Branson: “I’ve told myself and told myself you’re too far above me, but things are changing and when the war is over the world won’t be the same place it was when it started and I’ll make something of myself, I promise.”
Sybil: “I know you will.”
Branson: “Then bet on me. And if your family casts you off it won’t be forever. They’ll come around. And until they do, I promise to devote every waking minute to your happiness.”
Sybil: “I’m terribly flattered.”
Branson: “Don’t say that.”
Sybil: “Why not?”
Branson: “Because flattered is a word posh people use when they’re getting to say no.”
Sybil: “That sounds more like you.”
Branson: “Please don’t make fun of me. It’s cost me all I’ve got to say these things.”
Aww! Sybil gives him a glimmer of hope, promising that she won’t tell her family about his declaration. They’re my second favorite couple on the show, after Bates and Anna, of course.
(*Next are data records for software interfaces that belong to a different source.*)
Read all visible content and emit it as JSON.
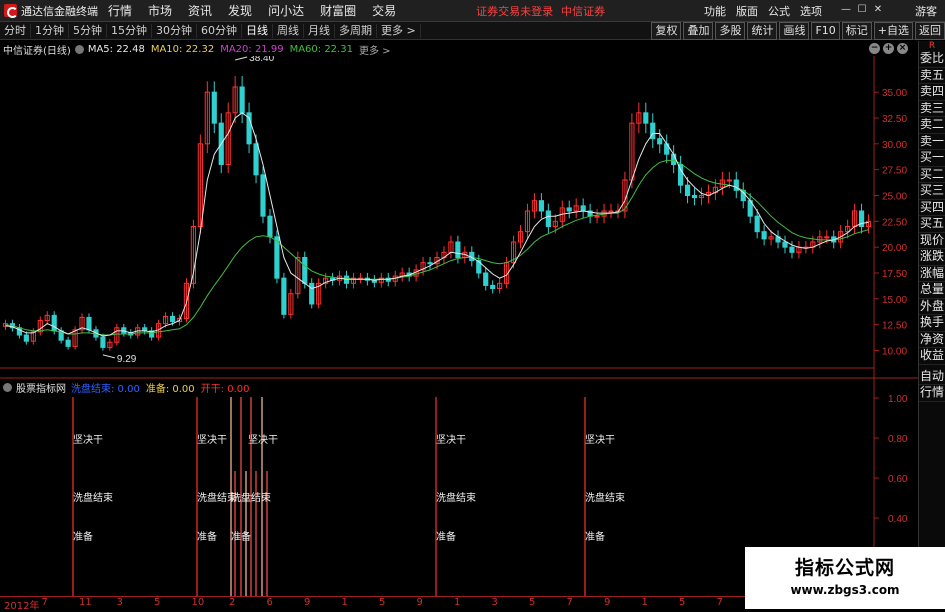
{
  "app": {
    "title": "通达信金融终端",
    "menu": [
      "行情",
      "市场",
      "资讯",
      "发现",
      "问小达",
      "财富圈",
      "交易"
    ],
    "login_tip": "证券交易未登录",
    "broker_tip": "中信证券",
    "right_menu": [
      "功能",
      "版面",
      "公式",
      "选项"
    ],
    "guest": "游客"
  },
  "toolbar": {
    "periods": [
      "分时",
      "1分钟",
      "5分钟",
      "15分钟",
      "30分钟",
      "60分钟",
      "日线",
      "周线",
      "月线",
      "多周期",
      "更多 >"
    ],
    "active_period": "日线",
    "tools": [
      "复权",
      "叠加",
      "多股",
      "统计",
      "画线",
      "F10",
      "标记",
      "+自选",
      "返回"
    ]
  },
  "chart_title": {
    "stock": "中信证券(日线)",
    "ma5": "MA5: 22.48",
    "ma10": "MA10: 22.32",
    "ma20": "MA20: 21.99",
    "ma60": "MA60: 22.31",
    "more": "更多 >"
  },
  "sidebar": {
    "mark": "R",
    "items": [
      "委比",
      "卖五",
      "卖四",
      "卖三",
      "卖二",
      "卖一",
      "买一",
      "买二",
      "买三",
      "买四",
      "买五",
      "现价",
      "涨跌",
      "涨幅",
      "总量",
      "外盘",
      "换手",
      "净资",
      "收益"
    ],
    "bottom_items": [
      "自动",
      "行情"
    ]
  },
  "indicator_title": {
    "name": "股票指标网",
    "a": "洗盘结束: 0.00",
    "b": "准备: 0.00",
    "c": "开干: 0.00"
  },
  "signals": {
    "top": "坚决干",
    "mid": "洗盘结束",
    "low": "准备"
  },
  "time_axis": [
    "2012年",
    "7",
    "11",
    "3",
    "5",
    "10",
    "2",
    "6",
    "9",
    "1",
    "5",
    "9",
    "1",
    "3",
    "5",
    "7",
    "9",
    "1",
    "5",
    "7",
    "9",
    "1",
    "3",
    "5"
  ],
  "watermark": {
    "title": "指标公式网",
    "url": "www.zbgs3.com"
  },
  "colors": {
    "up": "#ff3030",
    "down": "#30d0d0",
    "ma5": "#e8e8e8",
    "ma10": "#e8d050",
    "ma20": "#d040d0",
    "ma60": "#40c040",
    "axis": "#cc3030"
  },
  "chart_data": {
    "type": "candlestick",
    "title": "中信证券(日线)",
    "ylim": [
      8.5,
      38.5
    ],
    "yticks": [
      10.0,
      12.5,
      15.0,
      17.5,
      20.0,
      22.5,
      25.0,
      27.5,
      30.0,
      32.5,
      35.0
    ],
    "annotations": [
      {
        "label": "38.40",
        "value": 38.4
      },
      {
        "label": "9.29",
        "value": 9.29
      }
    ],
    "close_series": [
      12.6,
      12.2,
      11.5,
      10.9,
      11.8,
      12.9,
      13.4,
      11.9,
      11.0,
      10.4,
      12.0,
      13.2,
      12.0,
      11.3,
      10.3,
      10.8,
      12.2,
      11.7,
      11.5,
      12.2,
      11.9,
      11.3,
      12.6,
      13.3,
      12.8,
      13.1,
      16.5,
      22.0,
      30.0,
      35.0,
      32.0,
      28.0,
      33.0,
      35.5,
      33.0,
      30.0,
      27.0,
      23.0,
      21.0,
      17.0,
      13.5,
      15.5,
      19.0,
      16.5,
      14.5,
      16.5,
      17.0,
      16.8,
      17.2,
      16.5,
      17.0,
      17.0,
      16.8,
      16.6,
      17.0,
      16.7,
      17.2,
      17.5,
      17.2,
      17.8,
      18.5,
      18.4,
      19.0,
      19.5,
      20.5,
      19.0,
      19.5,
      18.7,
      17.5,
      16.3,
      16.0,
      16.5,
      18.5,
      20.5,
      21.5,
      23.5,
      24.5,
      23.5,
      22.0,
      22.5,
      23.8,
      23.5,
      24.0,
      23.5,
      23.0,
      23.0,
      23.5,
      23.5,
      23.5,
      26.5,
      32.0,
      33.0,
      32.0,
      30.5,
      30.0,
      29.0,
      28.0,
      26.0,
      25.0,
      24.8,
      25.0,
      25.3,
      25.8,
      26.5,
      26.5,
      25.5,
      24.5,
      23.0,
      21.5,
      20.8,
      21.0,
      20.5,
      20.0,
      19.5,
      20.0,
      20.0,
      20.5,
      21.0,
      21.0,
      20.5,
      21.5,
      22.0,
      23.5,
      22.0,
      22.5
    ],
    "ma5_series": [
      12.4,
      12.3,
      12.0,
      11.7,
      11.7,
      12.1,
      12.6,
      12.3,
      11.9,
      11.6,
      11.9,
      12.2,
      12.0,
      11.7,
      11.4,
      11.5,
      11.9,
      11.9,
      11.7,
      11.9,
      11.9,
      11.8,
      12.0,
      12.4,
      12.6,
      12.9,
      14.6,
      17.5,
      21.5,
      26.5,
      29.0,
      30.0,
      31.0,
      32.5,
      33.0,
      32.5,
      30.5,
      28.0,
      25.0,
      22.0,
      19.0,
      17.5,
      17.0,
      16.5,
      16.0,
      16.2,
      16.6,
      16.8,
      17.0,
      16.9,
      16.9,
      16.9,
      16.9,
      16.8,
      16.9,
      16.9,
      17.0,
      17.2,
      17.3,
      17.6,
      17.9,
      18.2,
      18.6,
      19.0,
      19.5,
      19.4,
      19.3,
      19.0,
      18.6,
      18.0,
      17.4,
      17.0,
      17.3,
      18.3,
      19.5,
      20.8,
      22.0,
      22.7,
      23.0,
      23.0,
      23.2,
      23.3,
      23.4,
      23.5,
      23.4,
      23.3,
      23.3,
      23.3,
      23.4,
      24.5,
      26.5,
      28.5,
      30.0,
      31.0,
      31.0,
      30.0,
      29.0,
      27.5,
      26.5,
      25.8,
      25.2,
      25.0,
      25.3,
      25.7,
      26.0,
      25.8,
      25.3,
      24.5,
      23.5,
      22.3,
      21.5,
      21.0,
      20.6,
      20.2,
      20.0,
      19.9,
      20.0,
      20.3,
      20.6,
      20.7,
      21.0,
      21.4,
      22.0,
      22.3,
      22.4
    ],
    "ma60_series": [
      12.5,
      12.4,
      12.2,
      12.0,
      11.9,
      11.9,
      12.0,
      11.9,
      11.8,
      11.6,
      11.6,
      11.7,
      11.7,
      11.6,
      11.5,
      11.5,
      11.6,
      11.6,
      11.6,
      11.7,
      11.7,
      11.7,
      11.8,
      11.9,
      12.0,
      12.1,
      12.5,
      13.2,
      14.2,
      15.3,
      16.3,
      17.2,
      18.2,
      19.2,
      20.0,
      20.6,
      21.0,
      21.1,
      21.0,
      20.6,
      20.0,
      19.4,
      18.8,
      18.2,
      17.7,
      17.4,
      17.2,
      17.1,
      17.0,
      17.0,
      16.9,
      16.9,
      16.9,
      16.9,
      16.9,
      16.9,
      17.0,
      17.1,
      17.2,
      17.4,
      17.6,
      17.8,
      18.1,
      18.4,
      18.7,
      18.9,
      19.0,
      19.0,
      18.9,
      18.7,
      18.5,
      18.4,
      18.5,
      18.8,
      19.2,
      19.8,
      20.5,
      21.0,
      21.3,
      21.6,
      22.0,
      22.3,
      22.6,
      22.8,
      23.0,
      23.1,
      23.2,
      23.3,
      23.3,
      23.7,
      24.8,
      26.0,
      27.0,
      27.7,
      28.2,
      28.4,
      28.4,
      28.1,
      27.6,
      27.1,
      26.7,
      26.4,
      26.2,
      26.1,
      26.0,
      25.8,
      25.5,
      25.0,
      24.4,
      23.7,
      23.0,
      22.4,
      21.9,
      21.4,
      21.1,
      20.9,
      20.8,
      20.7,
      20.7,
      20.7,
      20.8,
      21.0,
      21.3,
      21.5,
      21.7
    ]
  }
}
Back at Crawley House, Mrs. Crawley and the Dowager get into it about Moseley and William. Finally, the Dowager backs off (as she seems to do whenever Mrs. Crawley goes after her) and it’s decided that letters will be sent to the war office informing them that both gentlemen are very capable of joining the army. Moseley doesn’t take the news so well and asks the doctor privately to forget about correcting the record on his behalf and just let him be. Huh. Moseley: coward or self-preserving? You know what I’m really worried about here? With Bates gone and Anna in a vulnerable state, how much do you want to bet Moseley’s going to make a move on her?
Matthew’s returned to the front from his leave and finds things just as bad, if not worse than before he left. And oh look! There’s Thomas! Seems like he’s not doing so well. His scheme to be in the Medical Corps has backfired and he’s right there in the thick of things. He has some tea with Matthew and figures out that the only way for him to get out of the trenches is to get discharged. So of course, he comes up with a crazy solution. He holds up his lighter over the trench wall and gets himself shot in the hand. That will definitely get him shipped back home, being injured and all.
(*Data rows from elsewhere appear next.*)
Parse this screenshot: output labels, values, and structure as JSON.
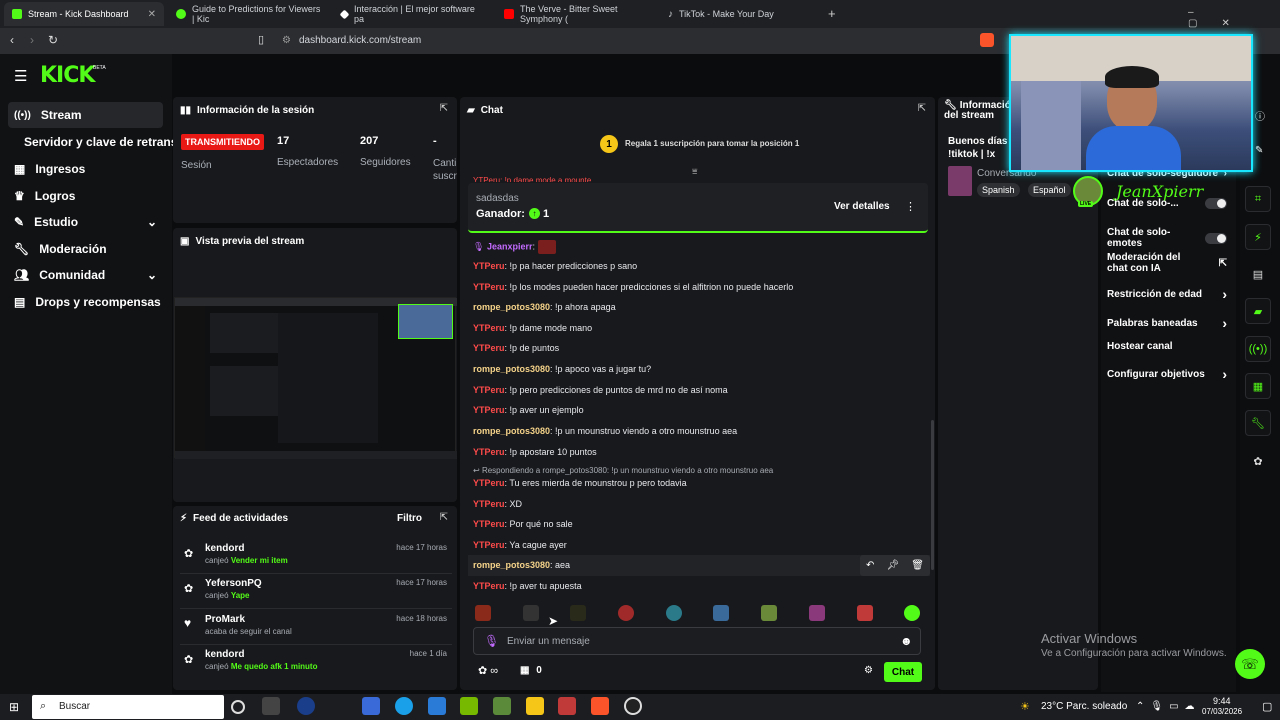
{
  "browser": {
    "tabs": [
      {
        "label": "Stream - Kick Dashboard",
        "active": true,
        "icon": "kick-icon"
      },
      {
        "label": "Guide to Predictions for Viewers | Kic",
        "active": false,
        "icon": "kick-icon"
      },
      {
        "label": "Interacción | El mejor software pa",
        "active": false,
        "icon": "diamond-icon"
      },
      {
        "label": "The Verve - Bitter Sweet Symphony (",
        "active": false,
        "icon": "youtube-icon"
      },
      {
        "label": "TikTok - Make Your Day",
        "active": false,
        "icon": "tiktok-icon"
      }
    ],
    "new_tab": "+",
    "url": "dashboard.kick.com/stream"
  },
  "app": {
    "logo": "KICK",
    "logo_badge": "BETA"
  },
  "sidebar": {
    "items": [
      {
        "label": "Stream",
        "icon": "broadcast-icon"
      },
      {
        "label": "Servidor y clave de retransm",
        "icon": ""
      },
      {
        "label": "Ingresos",
        "icon": "chart-icon"
      },
      {
        "label": "Logros",
        "icon": "trophy-icon"
      },
      {
        "label": "Estudio",
        "icon": "pen-icon"
      },
      {
        "label": "Moderación",
        "icon": "wrench-icon"
      },
      {
        "label": "Comunidad",
        "icon": "people-icon"
      },
      {
        "label": "Drops y recompensas",
        "icon": "gift-icon"
      }
    ]
  },
  "session": {
    "title": "Información de la sesión",
    "badge": "TRANSMITIENDO",
    "badge_label": "Sesión",
    "stats": [
      {
        "value": "17",
        "label": "Espectadores"
      },
      {
        "value": "207",
        "label": "Seguidores"
      },
      {
        "value": "-",
        "label": "Canti suscr"
      }
    ]
  },
  "preview": {
    "title": "Vista previa del stream"
  },
  "feed": {
    "title": "Feed de actividades",
    "filter": "Filtro",
    "items": [
      {
        "user": "kendord",
        "time": "hace 17 horas",
        "action": "canjeó",
        "detail": "Vender mi item"
      },
      {
        "user": "YefersonPQ",
        "time": "hace 17 horas",
        "action": "canjeó",
        "detail": "Yape"
      },
      {
        "user": "ProMark",
        "time": "hace 18 horas",
        "action": "acaba de seguir el canal",
        "detail": ""
      },
      {
        "user": "kendord",
        "time": "hace 1 día",
        "action": "canjeó",
        "detail": "Me quedo afk 1 minuto"
      }
    ]
  },
  "chat": {
    "title": "Chat",
    "gift_rank": "1",
    "gift_text": "Regala 1 suscripción para tomar la posición 1",
    "hidden_line": "YTPeru: !p dame mode a mounte",
    "prediction": {
      "name": "sadasdas",
      "winner_label": "Ganador:",
      "winner_value": "1",
      "details": "Ver detalles"
    },
    "messages": [
      {
        "user": "Jeanxpierr",
        "sep": ":",
        "text": ""
      },
      {
        "user": "YTPeru",
        "sep": ":",
        "text": " !p pa hacer predicciones p sano"
      },
      {
        "user": "YTPeru",
        "sep": ":",
        "text": " !p los modes pueden hacer predicciones si el alfitrion no puede hacerlo"
      },
      {
        "user": "rompe_potos3080",
        "sep": ":",
        "text": " !p ahora apaga"
      },
      {
        "user": "YTPeru",
        "sep": ":",
        "text": " !p dame mode mano"
      },
      {
        "user": "YTPeru",
        "sep": ":",
        "text": " !p de puntos"
      },
      {
        "user": "rompe_potos3080",
        "sep": ":",
        "text": " !p apoco vas a jugar tu?"
      },
      {
        "user": "YTPeru",
        "sep": ":",
        "text": " !p pero predicciones de puntos de mrd no de así noma"
      },
      {
        "user": "YTPeru",
        "sep": ":",
        "text": " !p aver un ejemplo"
      },
      {
        "user": "rompe_potos3080",
        "sep": ":",
        "text": " !p un mounstruo viendo a otro mounstruo aea"
      },
      {
        "user": "YTPeru",
        "sep": ":",
        "text": " !p apostare 10 puntos"
      },
      {
        "user": "YTPeru",
        "sep": ":",
        "text": " Tu eres mierda de mounstrou p pero todavia"
      },
      {
        "user": "YTPeru",
        "sep": ":",
        "text": " XD"
      },
      {
        "user": "YTPeru",
        "sep": ":",
        "text": " Por qué no sale"
      },
      {
        "user": "YTPeru",
        "sep": ":",
        "text": " Ya cague ayer"
      },
      {
        "user": "rompe_potos3080",
        "sep": ":",
        "text": " aea"
      },
      {
        "user": "YTPeru",
        "sep": ":",
        "text": " !p aver tu apuesta"
      }
    ],
    "reply_context": "Respondiendo a rompe_potos3080: !p un mounstruo viendo a otro mounstruo aea",
    "input_placeholder": "Enviar un mensaje",
    "points": "∞",
    "gifts_count": "0",
    "send_label": "Chat"
  },
  "stream_info": {
    "title": "Información del stream",
    "stream_title": "Buenos días !tiktok | !x",
    "category": "Conversando",
    "tags": [
      "Spanish",
      "Español"
    ]
  },
  "webcam": {
    "overlay_name": "JeanXpierr",
    "live": "LIVE"
  },
  "settings": [
    {
      "label": "Chat de solo-seguidore",
      "control": "chevron"
    },
    {
      "label": "Chat de solo-...",
      "control": "toggle"
    },
    {
      "label": "Chat de solo-emotes",
      "control": "toggle"
    },
    {
      "label": "Moderación del chat con IA",
      "control": "external"
    },
    {
      "label": "Restricción de edad",
      "control": "chevron"
    },
    {
      "label": "Palabras baneadas",
      "control": "chevron"
    },
    {
      "label": "Hostear canal",
      "control": "none"
    },
    {
      "label": "Configurar objetivos",
      "control": "chevron"
    }
  ],
  "windows": {
    "activate_title": "Activar Windows",
    "activate_sub": "Ve a Configuración para activar Windows.",
    "search": "Buscar",
    "weather": "23°C  Parc. soleado",
    "time": "9:44",
    "date": "07/03/2026"
  }
}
Meanwhile, Lord C. finds out that his new commission is purely ceremonial and the army wanted to make him a Colonel as an honorary title just to “cheer things up a bit” back home with the local military. He’s devastated by the news, and I’m sure at some point, this is going to come into play in a big way.
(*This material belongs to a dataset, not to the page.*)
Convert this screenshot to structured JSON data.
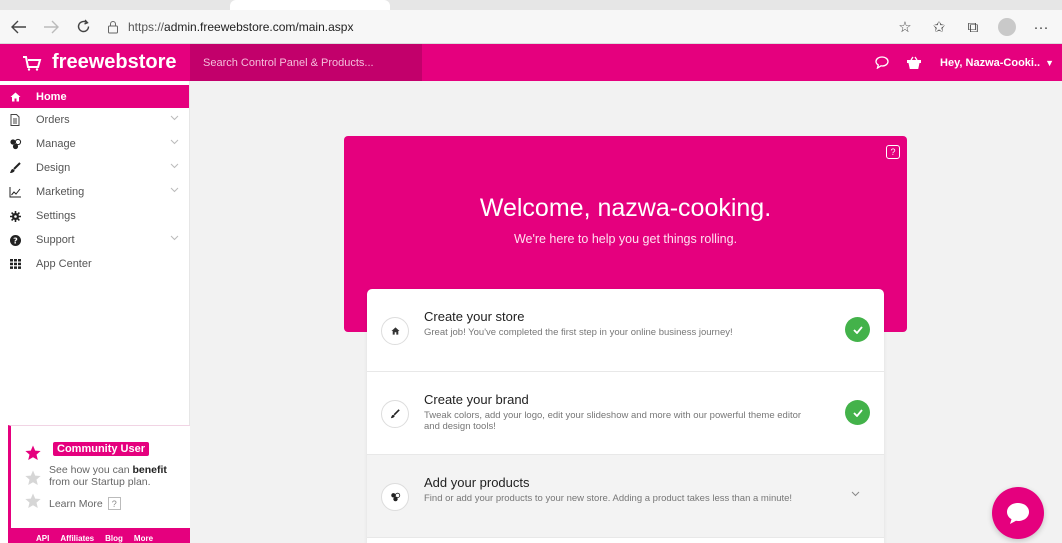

Anna and Ethel bond over their shared misery and Edith walks in on Mary “praying.” Turns out she has a picture of Matthew and is praying for his safe return. Who knew Mary was really this deeply in love with Matthew?
So that’s where we’ve left off. Next week, Sir Richard Carlisle (who runs a gossip paper) is ostensibly coming up to visit Mary and there’s something fishy happening between him and Levinia. Can’t wait to find out what that is, because we really need to get rid of her so Mary and Matthew can get back together. Seems like Willliam got his wish and joined the army and Carson has a heart attack while serving dinner??? Tune in next week!
If you liked this Downton Abbey recap, you might also enjoy these related posts:
- An excerpt of The American Heiress by Daisy Goodwin
- “The Duchess’s Tattoo,” an original story by Daisy Goodwin
- “Breaking the Rules with Class and Grace: Eloisa James” by Carrie Netzer Wajda
- Craving Derek Craven: Lisa Kleypas’s Dreaming of You Hero by Cheryl Sneed
- “The Down-Low on Downton Abbey” by Evangeline Holland
(Or, carry on to the episode 2 recap...)
Naz Keynejad is an avid reader, wanna-be writer, editor and self-professed geek. She has a “thing” for period dramas and will watch anything as long as it’s filled with suppressed sexual tension, angst and of course, period costumes. Oh, and there has to be tea. Lots of tea.